According to various doom laden prognoses, we are in for a jobless recovery in the economy at large. It looks like investment banks are leading the way.
In the first half of 2009, revenues at five leading banks (Goldman Sachs, Morgan Stanley, JPMorgan, Credit Suisse, Deutsche Bank) rose 24% compared to the same period last year; net income rose 320%, and headcount fell 2.3%.
Banks like Goldman and Deutsche continued trimming headcount in the second quarter, even though revenues went through the roof.
And while there's hiring, there's not really very much of it. Studies suggest the number of new financial services jobs in the City of London is down anything from 60-80% year on year.
David Schwartz, founder of US headhunting firm DN Schwartz & Co and a former head of recruitment at Goldman, says hiring is currently "selective, strategic and opportunistic," and that this is unlikely to change.
"There are fewer investment banks than there were, and the investment banking business is going to be a lot smaller at firms like Citigroup in future. I really can't imagine a firm deciding to add 25% to its workforce over the next two years," he says.
Naturally, there are exceptions. Nomura is looking to increase its US headcount by
However, among the established global players there's little likelihood of a big headcount push in the style of 2003-2006, when Goldman added 7,000 people and Morgan Stanley increased recruitment of MDs and EDs by 85% in 2006 alone.
"The first two quarters have been pretty good across the board and firms are using this opportunity to upgrade," says Michael Karp, chief executive of international search firm Options Group. "However, we're not going to return to a situation in which banks are overleveraged on headcount," he adds.
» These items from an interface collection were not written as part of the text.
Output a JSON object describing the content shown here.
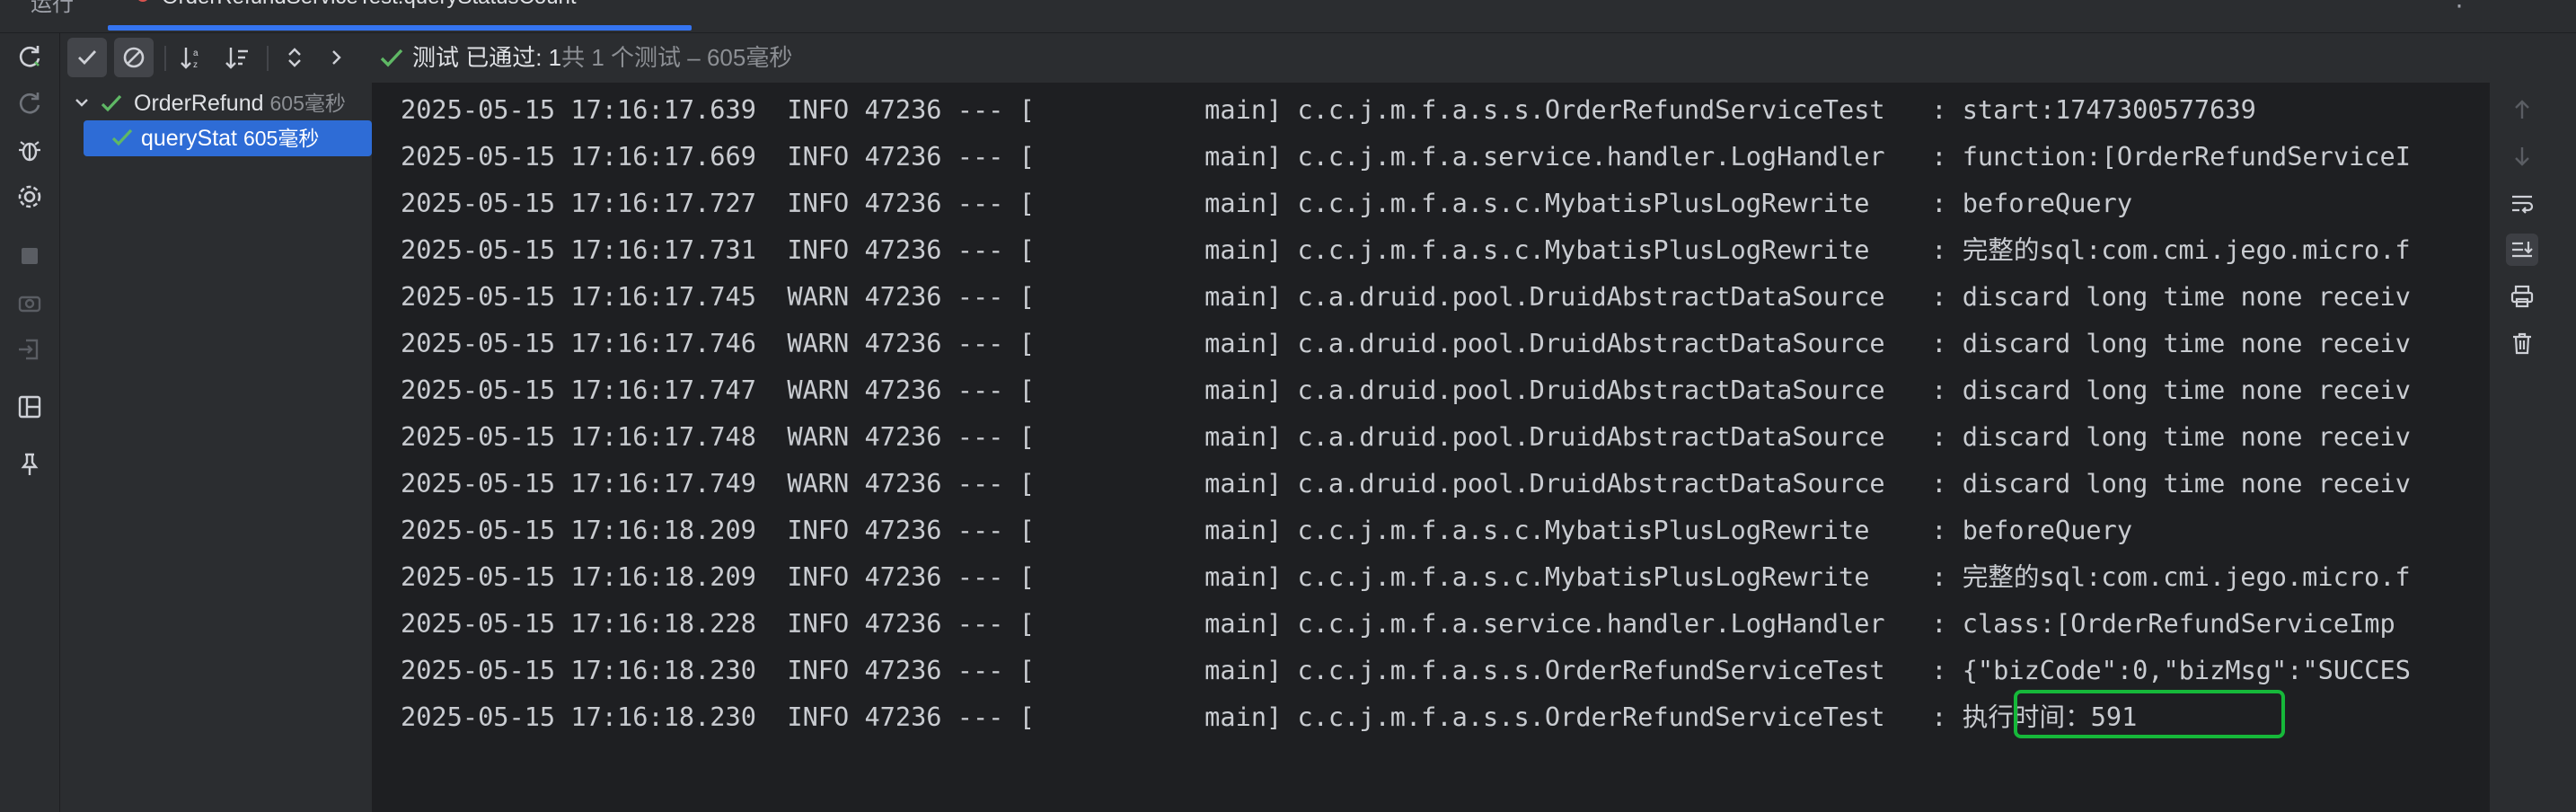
{
  "tabbar": {
    "run_label": "运行",
    "active_tab_label": "OrderRefundServiceTest.queryStatusCount",
    "close_glyph": "×",
    "more_glyph": "⋮"
  },
  "toolbar": {
    "status_title": "测试 已通过: 1",
    "status_detail": "共 1 个测试 – 605毫秒"
  },
  "tree": {
    "root": {
      "name": "OrderRefund",
      "time": "605毫秒"
    },
    "child": {
      "name": "queryStat",
      "time": "605毫秒"
    }
  },
  "console": {
    "lines": [
      {
        "text": "2025-05-15 17:16:17.639  INFO 47236 --- [           main] c.c.j.m.f.a.s.s.OrderRefundServiceTest   : start:1747300577639"
      },
      {
        "text": "2025-05-15 17:16:17.669  INFO 47236 --- [           main] c.c.j.m.f.a.service.handler.LogHandler   : function:[OrderRefundServiceI"
      },
      {
        "text": "2025-05-15 17:16:17.727  INFO 47236 --- [           main] c.c.j.m.f.a.s.c.MybatisPlusLogRewrite    : beforeQuery"
      },
      {
        "text": "2025-05-15 17:16:17.731  INFO 47236 --- [           main] c.c.j.m.f.a.s.c.MybatisPlusLogRewrite    : 完整的sql:com.cmi.jego.micro.f"
      },
      {
        "text": "2025-05-15 17:16:17.745  WARN 47236 --- [           main] c.a.druid.pool.DruidAbstractDataSource   : discard long time none receiv"
      },
      {
        "text": "2025-05-15 17:16:17.746  WARN 47236 --- [           main] c.a.druid.pool.DruidAbstractDataSource   : discard long time none receiv"
      },
      {
        "text": "2025-05-15 17:16:17.747  WARN 47236 --- [           main] c.a.druid.pool.DruidAbstractDataSource   : discard long time none receiv"
      },
      {
        "text": "2025-05-15 17:16:17.748  WARN 47236 --- [           main] c.a.druid.pool.DruidAbstractDataSource   : discard long time none receiv"
      },
      {
        "text": "2025-05-15 17:16:17.749  WARN 47236 --- [           main] c.a.druid.pool.DruidAbstractDataSource   : discard long time none receiv"
      },
      {
        "text": "2025-05-15 17:16:18.209  INFO 47236 --- [           main] c.c.j.m.f.a.s.c.MybatisPlusLogRewrite    : beforeQuery"
      },
      {
        "text": "2025-05-15 17:16:18.209  INFO 47236 --- [           main] c.c.j.m.f.a.s.c.MybatisPlusLogRewrite    : 完整的sql:com.cmi.jego.micro.f"
      },
      {
        "text": "2025-05-15 17:16:18.228  INFO 47236 --- [           main] c.c.j.m.f.a.service.handler.LogHandler   : class:[OrderRefundServiceImp"
      },
      {
        "text": "2025-05-15 17:16:18.230  INFO 47236 --- [           main] c.c.j.m.f.a.s.s.OrderRefundServiceTest   : {\"bizCode\":0,\"bizMsg\":\"SUCCES"
      },
      {
        "text": "2025-05-15 17:16:18.230  INFO 47236 --- [           main] c.c.j.m.f.a.s.s.OrderRefundServiceTest   : 执行时间：591"
      }
    ]
  },
  "colors": {
    "accent": "#3574f0",
    "pass_green": "#5fb865",
    "highlight_green": "#16b83a",
    "selection": "#2e6cd6"
  }
}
Instead of ramping up, Karp says banks are focusing on rewarding the staff they have more effectively. Recent compensation figures confirm this: across the five banks listed above, net revenues rose 24% in the first half; pay per head was up 38%.